This National Eye Health Week (18- 24 September) eye health experts are warning that one million people in the UK are living with avoidable sight loss severe enough to leave them unable to do things such as drive.
Royal National Institute of Blind People (RNIB’s) State of the Nation’s Eyes Report 2017 revealed this number is forecast to increase by a third by 2030 if we don’t take action now.
Almost 14 million of us fail to have regular eye tests, however not having regular eye tests, once every two years unless advised otherwise by an optometrist, is a big risk factor for unnecessary sight loss as the early detection and treatment of common eye conditions is essential to avoid irreversible sight loss.
David Cartwright, Chair of National Eye Health Week, explains: “Eyesight declines as part of the natural ageing process and some cases of sight loss are still sadly unavoidable but for many simply going for regular eye tests and adopting a healthier lifestyle could prevent sight loss having a significant impact on our lives and help people to live well for longer.”
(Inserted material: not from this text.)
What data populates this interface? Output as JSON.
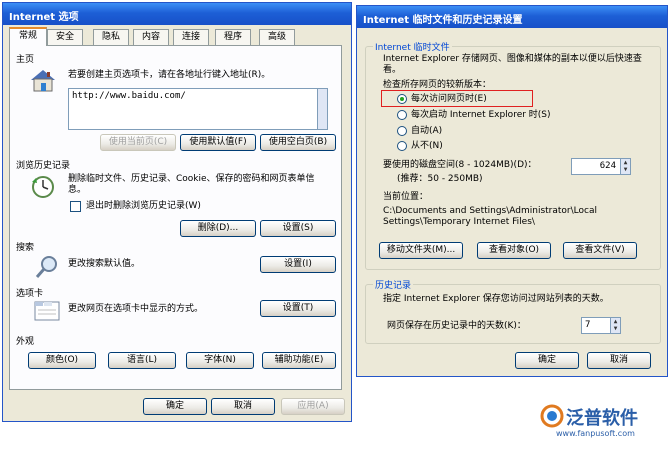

“Over the next seven days National Eye Health Week will seek to inspire people to make small lifestyle changes that could make a big difference to their future eye health,” David said.
National Eye Health Week’s six simple savers:
Quit smoking. Smokers have a significantly greater risk of sight loss than non-smokers as toxic chemicals in tobacco smoke can damage the eye leading to an increased risk of many eye conditions.
Eat right for good sight. Eye-friendly nutrients found in many fruit and vegetables and fatty acids derived from fish, nuts and oils can all help protect your sight. Vitamins B and E can help protect against cataracts whilst Omega-3 fish oils help maintains healthy blood vessels in the eye.
Watch your weight. More than half of all British adults are overweight. Obesity puts you at increased risk of eye conditions such as age-related macular degeneration, diabetic retinopathy and glaucoma.
Get fit. Aerobic exercises can help increase oxygen supplies to the optic nerve and lower any pressure that builds up in the eye. Reducing the pressure can help control conditions such as glaucoma.
Cover up. Exposure to UV light can increase your risk of developing macular degeneration and cataract. Always wear sunglasses when the UV index rises above three and check your sunglasses filter is at least 99 per cent of UVA and UVB light. Look out for a CE or British Standard or UV 400 mark when choosing your sunglasses as this indicates they provide adequate UV protection.
Be screen smart. On average, we spend more than eight hours a day staring at a screen so it’s no surprise that 90 per cent of us say we experience screen fatigue – tired or irritated eyes, blurred vision, headaches and poor colour perception. Avoid eye strain by using the 20-20-20 rule, especially if you’re using a computer for long periods of time. Look 20 feet in front of you every 20 minutes for 20 seconds.
Don’t forget to book an eye test during National Eye Health Week if you haven’t had one in the last two years!